"He will come round and sit with her nearly every day, talk to her and wait for the girl he fell in love with to come back. When she is awake, they resume their normal adult relationship. He is a good man."
But normally, Beth has no more than two weeks before the syndrome drags her back under again.
Janine says: "Each time, you pray she's had her last episode - and then your heart sinks as you see the signs coming back. Her voice regresses, she starts to find light and noise too much and then she's gone again.
"It breaks my heart to see the best years of her life slipping away."

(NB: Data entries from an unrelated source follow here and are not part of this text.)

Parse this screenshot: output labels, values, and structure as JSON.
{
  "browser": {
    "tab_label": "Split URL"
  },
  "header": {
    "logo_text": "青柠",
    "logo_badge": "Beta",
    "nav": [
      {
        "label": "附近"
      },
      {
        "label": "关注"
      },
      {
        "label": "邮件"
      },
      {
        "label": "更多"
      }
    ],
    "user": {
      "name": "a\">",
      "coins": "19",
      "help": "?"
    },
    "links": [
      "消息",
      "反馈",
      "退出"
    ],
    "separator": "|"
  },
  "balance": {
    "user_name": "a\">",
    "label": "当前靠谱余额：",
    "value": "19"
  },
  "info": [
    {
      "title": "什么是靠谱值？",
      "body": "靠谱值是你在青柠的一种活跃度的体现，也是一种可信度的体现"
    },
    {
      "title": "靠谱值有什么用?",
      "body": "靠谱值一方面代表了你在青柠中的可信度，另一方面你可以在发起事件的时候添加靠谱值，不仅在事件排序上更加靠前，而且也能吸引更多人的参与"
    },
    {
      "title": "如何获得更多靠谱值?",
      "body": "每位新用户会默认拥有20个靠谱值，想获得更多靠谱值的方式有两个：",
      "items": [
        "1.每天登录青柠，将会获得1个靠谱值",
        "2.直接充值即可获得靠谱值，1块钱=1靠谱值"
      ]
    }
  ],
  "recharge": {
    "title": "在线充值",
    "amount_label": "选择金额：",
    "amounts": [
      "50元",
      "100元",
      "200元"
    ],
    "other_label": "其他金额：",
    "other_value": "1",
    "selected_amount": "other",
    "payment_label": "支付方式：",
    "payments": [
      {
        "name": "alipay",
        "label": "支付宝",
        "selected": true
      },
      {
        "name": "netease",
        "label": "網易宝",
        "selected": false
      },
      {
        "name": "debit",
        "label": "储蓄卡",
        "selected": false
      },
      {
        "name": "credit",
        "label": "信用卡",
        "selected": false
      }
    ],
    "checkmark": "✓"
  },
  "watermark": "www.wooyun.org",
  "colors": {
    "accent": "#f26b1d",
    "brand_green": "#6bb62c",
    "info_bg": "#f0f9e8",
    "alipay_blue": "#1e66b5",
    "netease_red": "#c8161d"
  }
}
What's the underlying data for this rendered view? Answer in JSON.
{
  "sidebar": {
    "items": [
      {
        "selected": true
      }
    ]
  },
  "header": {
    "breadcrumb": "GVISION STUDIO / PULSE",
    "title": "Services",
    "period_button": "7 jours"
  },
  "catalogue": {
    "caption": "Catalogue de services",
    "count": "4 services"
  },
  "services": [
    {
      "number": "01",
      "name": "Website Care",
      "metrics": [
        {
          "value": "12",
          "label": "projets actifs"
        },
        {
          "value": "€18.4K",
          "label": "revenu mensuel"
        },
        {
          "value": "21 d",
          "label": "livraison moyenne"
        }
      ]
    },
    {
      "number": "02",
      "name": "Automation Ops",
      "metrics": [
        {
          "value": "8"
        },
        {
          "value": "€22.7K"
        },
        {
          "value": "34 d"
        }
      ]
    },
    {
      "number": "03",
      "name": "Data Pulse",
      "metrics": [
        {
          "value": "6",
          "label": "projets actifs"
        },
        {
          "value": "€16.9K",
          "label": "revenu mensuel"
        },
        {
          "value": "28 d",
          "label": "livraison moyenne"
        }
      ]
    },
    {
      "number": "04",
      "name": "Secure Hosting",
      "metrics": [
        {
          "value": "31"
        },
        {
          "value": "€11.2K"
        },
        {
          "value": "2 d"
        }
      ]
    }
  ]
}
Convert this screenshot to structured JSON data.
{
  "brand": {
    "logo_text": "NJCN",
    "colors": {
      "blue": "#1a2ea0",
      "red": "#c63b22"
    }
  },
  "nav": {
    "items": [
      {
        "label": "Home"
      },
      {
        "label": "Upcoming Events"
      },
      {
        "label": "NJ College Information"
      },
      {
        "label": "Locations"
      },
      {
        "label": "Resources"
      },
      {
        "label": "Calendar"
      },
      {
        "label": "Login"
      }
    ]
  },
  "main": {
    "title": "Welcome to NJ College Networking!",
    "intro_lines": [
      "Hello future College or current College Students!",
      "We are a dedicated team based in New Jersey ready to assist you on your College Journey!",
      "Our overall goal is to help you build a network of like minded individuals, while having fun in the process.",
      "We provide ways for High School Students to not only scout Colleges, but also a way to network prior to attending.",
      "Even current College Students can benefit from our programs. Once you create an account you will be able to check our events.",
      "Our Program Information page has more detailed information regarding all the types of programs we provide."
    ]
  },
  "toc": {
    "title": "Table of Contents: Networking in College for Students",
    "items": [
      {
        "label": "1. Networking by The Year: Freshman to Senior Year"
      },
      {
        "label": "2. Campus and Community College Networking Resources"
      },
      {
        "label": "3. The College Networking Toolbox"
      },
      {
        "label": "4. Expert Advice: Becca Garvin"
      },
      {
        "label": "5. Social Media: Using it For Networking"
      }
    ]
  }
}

One of the leading experts on the condition is Dr Guy Leschziner, a consultant neurologist at Guy's and St Thomas' NHS Trust.
He says the number of cases of KLS, named after the doctors who identified the syndrome a century ago, appears to be rising as more young people are diagnosed.
"In the past, milder cases were blamed on teens being lazy and swinging the lead. Otherwise, they were viewed as psychiatric cases or having symptoms of a bipolar disorder."
Beyond sleeping for up to 22 hours a day, the difference with other sleep disorders is that these young people will also show clear personality changes, says Dr Leschziner.
"They feel as if they are in a dream-like state very separate from the world around them. It has a massive impact on their lives. When they wake up and realise what they've missed, they may be depressed and anxious.
"While it's not terminal, young people with KLS can see their lives slipping away in their most formative and important years."
That is how it is for 15-year-old Carew Harris, from Cobham, Surrey, who features in tonight's documentary. A promising footballer, he had been picked to play for a football academy when, after a day spent at a health spa pool four years ago, he was unable to keep his eyes open.
There followed ten days of severe migraines and hallucinations. Carew was sent for an MRI to see if he had a brain tumour. When he recovered, his mother, Danielle, assumed he had just been hit by a virus.
But six weeks later, Carew had another attack of migraines, vomiting and hallucinations after which he was unable to stay awake for more than two hours a day.
Tragically, the closest he now gets to the football pitch are the trophies that line the shelves of the bedroom where he spends most of his life. So far this academic year at his private school, Carew has only been able to attend for just over two weeks.
Danielle, 45, a divorced mother of four, says: "The longest stretch Carew has slept in one go is 40 hours.
"When he is in an episode, you can't wake him up - even if you were standing next to his bed with a brass band playing."
Yet for years, doctors told Danielle to simply give him headache remedies or suggested he was a lazy teenager trying to avoid school, even though he would fall asleep in front of them.